Leyenda: Figure 4. Halicyclops hurlberti, adult female. A. Caudal ramus. B. Setae IV-V of caudal ramus. C. Antennule. D. Antenna. E. P1. F. P2

Leyenda: Figure 5. Halicyclops hurlberti, adult female. A. P4, B. P5. C. P6. D. P4ENP3.
COPYRIGHT 2018 Universidad Nacional Mayor de San Marcos
No portion of this article can be reproduced without the express written permission from the copyright holder.
Copyright 2018 Gale, Cengage Learning. All rights reserved.

Article Details
Printer friendly Cite/link Email Feedback
Title Annotation:TRABAJOS ORIGINALES
Author:Fuentes-Reines, Juan M.; Suarez-Morales, Eduardo
Publication:Revista peruana de biologia
Date:May 1, 2018
Words:3692
Previous Article:Composicion y estructura de la comunidad de coleopteros acuaticos (Insecta: Coleoptera) a lo largo de un gradiente altitudinal, Cusco, Peru.
Next Article:Aclimatacion a la alta temperatura y tolerancia al calor ([TL.sub.50]) en 6 variedades de Chenopodium quinos.
Topics:
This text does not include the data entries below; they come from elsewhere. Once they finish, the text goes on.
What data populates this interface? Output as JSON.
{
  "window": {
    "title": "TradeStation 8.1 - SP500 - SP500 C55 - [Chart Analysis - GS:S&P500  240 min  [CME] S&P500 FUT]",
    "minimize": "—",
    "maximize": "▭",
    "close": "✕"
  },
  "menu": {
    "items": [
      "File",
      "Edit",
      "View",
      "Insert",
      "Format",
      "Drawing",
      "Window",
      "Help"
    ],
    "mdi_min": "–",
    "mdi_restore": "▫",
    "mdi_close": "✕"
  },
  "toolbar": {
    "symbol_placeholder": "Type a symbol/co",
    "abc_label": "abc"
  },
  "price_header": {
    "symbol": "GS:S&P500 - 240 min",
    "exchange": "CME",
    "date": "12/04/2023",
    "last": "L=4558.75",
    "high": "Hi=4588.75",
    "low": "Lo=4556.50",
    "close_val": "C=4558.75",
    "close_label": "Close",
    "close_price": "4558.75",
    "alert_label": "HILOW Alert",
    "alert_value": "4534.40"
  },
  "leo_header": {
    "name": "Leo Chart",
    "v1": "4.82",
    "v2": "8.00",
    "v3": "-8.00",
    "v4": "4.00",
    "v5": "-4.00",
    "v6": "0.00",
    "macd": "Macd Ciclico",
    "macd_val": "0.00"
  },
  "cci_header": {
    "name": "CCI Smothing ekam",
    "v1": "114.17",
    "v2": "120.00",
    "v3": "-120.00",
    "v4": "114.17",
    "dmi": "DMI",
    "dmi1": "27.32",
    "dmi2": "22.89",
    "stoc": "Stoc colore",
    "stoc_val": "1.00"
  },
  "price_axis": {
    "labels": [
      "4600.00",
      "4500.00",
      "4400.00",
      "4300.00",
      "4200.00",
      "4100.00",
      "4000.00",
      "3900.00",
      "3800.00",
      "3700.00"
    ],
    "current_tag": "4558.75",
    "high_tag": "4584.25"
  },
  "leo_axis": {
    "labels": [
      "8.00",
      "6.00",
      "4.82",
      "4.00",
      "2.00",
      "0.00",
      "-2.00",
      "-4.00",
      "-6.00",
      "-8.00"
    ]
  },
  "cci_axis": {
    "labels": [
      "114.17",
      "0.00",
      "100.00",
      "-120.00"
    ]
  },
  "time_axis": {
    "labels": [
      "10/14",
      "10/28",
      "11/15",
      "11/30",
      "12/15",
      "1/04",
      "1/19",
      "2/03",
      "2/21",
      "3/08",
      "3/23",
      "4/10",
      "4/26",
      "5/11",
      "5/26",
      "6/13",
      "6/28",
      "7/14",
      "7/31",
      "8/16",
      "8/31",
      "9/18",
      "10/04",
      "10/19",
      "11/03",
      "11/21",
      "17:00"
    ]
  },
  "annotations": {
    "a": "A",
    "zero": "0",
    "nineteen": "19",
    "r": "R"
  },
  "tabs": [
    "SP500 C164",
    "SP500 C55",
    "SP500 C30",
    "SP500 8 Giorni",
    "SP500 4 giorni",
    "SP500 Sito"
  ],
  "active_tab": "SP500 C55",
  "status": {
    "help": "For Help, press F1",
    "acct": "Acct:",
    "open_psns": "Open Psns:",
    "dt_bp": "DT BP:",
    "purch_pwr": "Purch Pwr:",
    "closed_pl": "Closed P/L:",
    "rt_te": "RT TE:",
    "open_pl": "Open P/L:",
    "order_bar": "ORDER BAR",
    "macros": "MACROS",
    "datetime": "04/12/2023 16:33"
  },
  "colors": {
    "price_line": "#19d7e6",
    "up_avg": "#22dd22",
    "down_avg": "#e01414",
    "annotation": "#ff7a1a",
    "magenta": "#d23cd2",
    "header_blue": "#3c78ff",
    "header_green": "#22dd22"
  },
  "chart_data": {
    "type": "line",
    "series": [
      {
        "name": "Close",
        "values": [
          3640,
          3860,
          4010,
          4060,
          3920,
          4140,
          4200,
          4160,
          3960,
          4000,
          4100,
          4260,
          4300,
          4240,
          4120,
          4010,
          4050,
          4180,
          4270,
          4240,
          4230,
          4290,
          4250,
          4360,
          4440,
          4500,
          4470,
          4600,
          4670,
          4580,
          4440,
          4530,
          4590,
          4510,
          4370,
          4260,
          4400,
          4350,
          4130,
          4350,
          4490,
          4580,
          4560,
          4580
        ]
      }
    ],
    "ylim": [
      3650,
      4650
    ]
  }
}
Terms of use | Privacy policy | Copyright © 2020 Farlex, Inc. | Feedback | For webmasters